The term "union suit" has largely passed out of usage, as has the suit itself, but if you've heard the term and wondered what a union suit looked like, you now know, as this poster provides an excellent example.
A union suit was a type of one-piece long underwear, usually knitted, typically worn by men in the late 19th and early 20th centuries. They wore their union suits under their everyday clothes in the winter for extra insulation against the cold. It was called a union suit because the top and bottom were united in one piece.
This World War II lithograph published by the Office of War Information in 1943 shows an empty union suit holding a sign telling Americans that fuel was needed for the war effort and implies that it was therefore each citizen's duty to conserve it. One way to do this, as the poster says, is to dress warmly indoors.
The poster goes on to remind citizens to avoid colds.

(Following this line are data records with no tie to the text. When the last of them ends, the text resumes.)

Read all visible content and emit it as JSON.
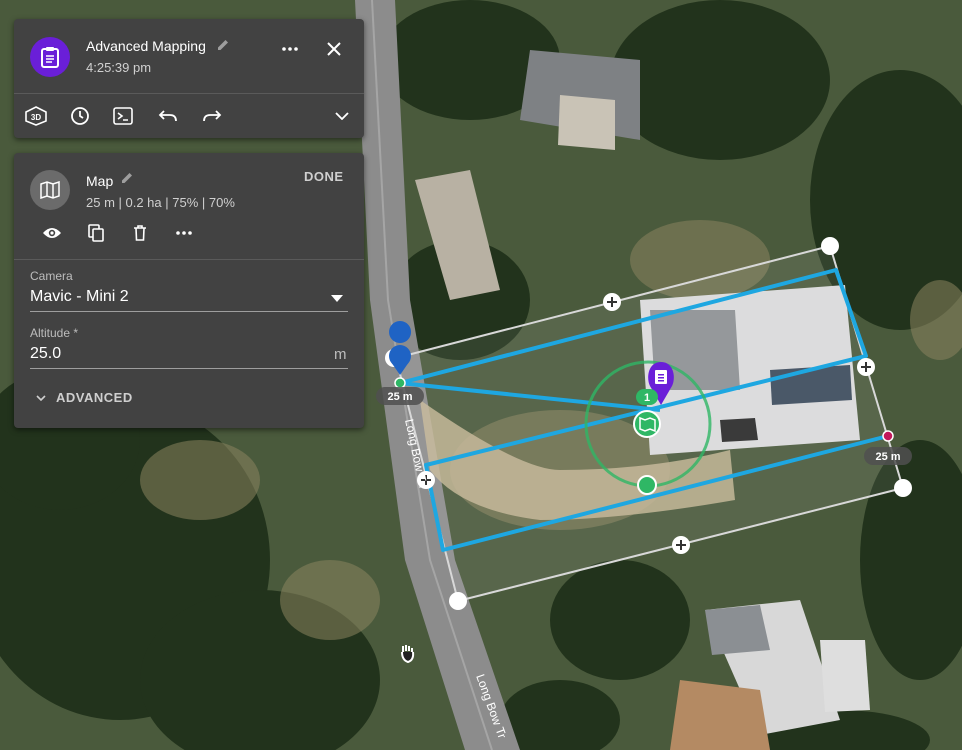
{
  "mission": {
    "title": "Advanced Mapping",
    "time": "4:25:39 pm",
    "icons": [
      "clipboard-icon",
      "pencil-icon",
      "more-icon",
      "close-icon"
    ],
    "toolbar_icons": [
      "3d-view-icon",
      "history-icon",
      "terminal-icon",
      "undo-icon",
      "redo-icon",
      "chevron-down-icon"
    ]
  },
  "layer": {
    "title": "Map",
    "stats": "25 m | 0.2 ha | 75% | 70%",
    "done_label": "DONE",
    "camera_label": "Camera",
    "camera_value": "Mavic - Mini 2",
    "altitude_label": "Altitude *",
    "altitude_value": "25.0",
    "altitude_unit": "m",
    "advanced_label": "ADVANCED"
  },
  "map_overlay": {
    "dist_left": "25 m",
    "dist_right": "25 m",
    "waypoint_number": "1",
    "road_label_1": "Long Bow Trl",
    "road_label_2": "Long Bow Tr"
  },
  "colors": {
    "flight_path": "#1ea7e1",
    "polygon_edge": "#d8d8d8",
    "purple_accent": "#6a1fd8",
    "green_accent": "#2fb765",
    "panel_bg": "#424242"
  }
}
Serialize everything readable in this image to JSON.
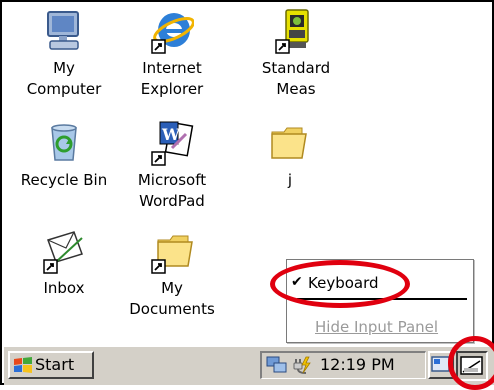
{
  "desktop": {
    "icons": [
      {
        "name": "my-computer",
        "label": "My\nComputer"
      },
      {
        "name": "internet-explorer",
        "label": "Internet\nExplorer"
      },
      {
        "name": "standard-meas",
        "label": "Standard\nMeas"
      },
      {
        "name": "recycle-bin",
        "label": "Recycle Bin"
      },
      {
        "name": "wordpad",
        "label": "Microsoft\nWordPad"
      },
      {
        "name": "folder-j",
        "label": "j"
      },
      {
        "name": "inbox",
        "label": "Inbox"
      },
      {
        "name": "my-documents",
        "label": "My\nDocuments"
      }
    ]
  },
  "input_menu": {
    "checkmark": "✔",
    "keyboard_label": "Keyboard",
    "hide_label": "Hide Input Panel"
  },
  "taskbar": {
    "start_label": "Start",
    "clock": "12:19 PM"
  },
  "colors": {
    "callout": "#e0000f",
    "taskbar": "#d4d0c8",
    "disabled_text": "#9a9a9a"
  }
}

Check out all our WWI and WWII vintage posters to get an interesting historical perspective on how our country met the challenges that these wars posed to the folks at home. You'll come away with some interesting observations of your own.